The Staten Island Ferry is among the top attractions that visitors to New York City want to experience and with that in mind, Staten Island should be flooded with tourists daily.
But that hasn’t been the case. Due in large part to tour operators telling visitors that there’s “nothing to see” on our side of the boat (we have actually heard them say this when they drop passengers at the Whitehall Terminal), traditionally only small numbers of tourists have gotten off the boat and explored the Island on their own.
That’s changing. Ever since the announcement of the renaissance of the North Shore Corridor sparked by the construction of the NY Wheel, Empire Outlets, Lighthouse Point and Urby, there’s a renewed interest on Staten Island. Seriously.
I would not have believed it myself, but I’ve had the privilege of representing Staten Island at several events focused on tourism and one event for journalists who write exclusively about tourism and hot destinations. People there literally pulled on my arm and asked to talk with me about the Island – I was stunned. We are the new frontier, folks, and we need to put our best foot forward.
The good news is that that’s happening. With the support of NYC & Co., the city’s tourism bureau, the island’s attractions and cultural organizations have gotten a crash course in all things tourism in the last year from experts who live it every day, from selling themselves to tour operators to marketing materials and best practices. That’s important because if you wait for the crowds to come to your doorstep, it’s too late.
With this in mind, our office is working extremely closely with NYC & Co., the Staten Island Chamber of Commerce and an active group of culturals and attractions who are genuinely interested – and working hard – to get it right. To this end, we are working on educating each other, information sharing, finding funding, marketing and hosting tours for tour operators and journalists whose efforts will drive tourists to our shores. In fact, I’ve had several travel professionals tell me how impressed they are with Staten Island’s mobilization.

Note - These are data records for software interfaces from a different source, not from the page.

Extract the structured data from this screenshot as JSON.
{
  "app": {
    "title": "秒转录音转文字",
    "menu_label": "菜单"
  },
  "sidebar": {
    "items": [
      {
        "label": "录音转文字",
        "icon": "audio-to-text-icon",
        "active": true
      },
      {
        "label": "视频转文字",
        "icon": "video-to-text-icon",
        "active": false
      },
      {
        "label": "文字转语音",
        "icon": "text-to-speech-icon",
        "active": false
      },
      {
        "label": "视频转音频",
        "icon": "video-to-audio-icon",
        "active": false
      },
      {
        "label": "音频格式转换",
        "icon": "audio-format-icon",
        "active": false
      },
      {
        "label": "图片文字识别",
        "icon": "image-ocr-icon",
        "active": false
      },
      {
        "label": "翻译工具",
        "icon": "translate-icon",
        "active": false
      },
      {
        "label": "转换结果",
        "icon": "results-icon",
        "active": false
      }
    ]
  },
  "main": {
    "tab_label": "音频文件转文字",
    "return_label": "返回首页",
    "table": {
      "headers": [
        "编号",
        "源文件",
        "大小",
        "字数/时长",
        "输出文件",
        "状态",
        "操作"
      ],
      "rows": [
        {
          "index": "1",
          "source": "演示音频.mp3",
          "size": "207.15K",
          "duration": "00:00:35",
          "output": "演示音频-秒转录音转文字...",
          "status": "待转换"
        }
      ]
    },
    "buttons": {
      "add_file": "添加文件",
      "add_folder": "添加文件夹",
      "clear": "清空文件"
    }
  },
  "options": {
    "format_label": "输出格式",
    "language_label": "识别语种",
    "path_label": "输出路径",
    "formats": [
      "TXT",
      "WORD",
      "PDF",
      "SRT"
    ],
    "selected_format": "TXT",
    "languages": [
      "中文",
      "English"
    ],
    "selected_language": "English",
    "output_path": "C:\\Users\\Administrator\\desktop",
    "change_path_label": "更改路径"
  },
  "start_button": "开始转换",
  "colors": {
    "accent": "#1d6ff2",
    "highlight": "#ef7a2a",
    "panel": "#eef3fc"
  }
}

We’ve gotten lot done in the last year – including a “destination profile,” a document that is especially helpful to tour operators. The genius of this document is that it provides a snapshot of the Island as a whole and doesn’t focus on just one or two points of interest. This is important for tour operators because they are interested in selling an itinerary – or series of “must see” things to their clients.
And it’s easy to spend several hours – or a day or two on Staten Island. The North Shore Corridor currently boasts Snug Harbor Cultural Center, the Staten Island Yankees, the Postcards Memorial, the Lighthouse Museum, the St. George Theatre, the Staten Island Museum, Flagship Brewery and other sites. All of these attractions can work well together to entice visitors to spend time here. And once the Wheel and Outlets are open for business, we expect some 7 million tourists to get off the ferry each year to see what we’re about.
Over time, the crowds will begin to move inland and beyond to experience Staten Island. Also remember that there are niche markets as well – folks who will come out to see a particular type of architecture (Seguine Mansion), visit the beach (Boardwalk Days), trek historical sites (Conference House) or pay homage to a hero (Garibaldi-Meucci Museum). In addition, Historic Richmond Town and the Staten Island Zoo have also carved out tour bus business for their sites.
Transportation – from crowded ferries to a lack of bus service- is an issue that many focus on. The reality is, however, that when the crowds begin to come, the transportation issues we are currently faced with will organically begin to work themselves out, just as they have in other parts of the city that have experienced a boom. Our frustrations are not unique and they will not tank the opportunities that tourism brings to us.
There’s no shortage of fascinating places to visit or things to do on Staten Island – if you haven’t gotten to the Noble Maritime Collection or the Alice Austen Museum yet – get there. Marketing all of our gems appropriately is the next task at hand. We are currently engaging professionals in a variety of capacities to look at how Staten Island may best be served, especially in a day and age where people rely so much on their smartphones to guide them to their next meal. In addition, we look forward to continuing to work with all of our attractions to welcome visitors and ensure a great experience, no matter the length of their stay.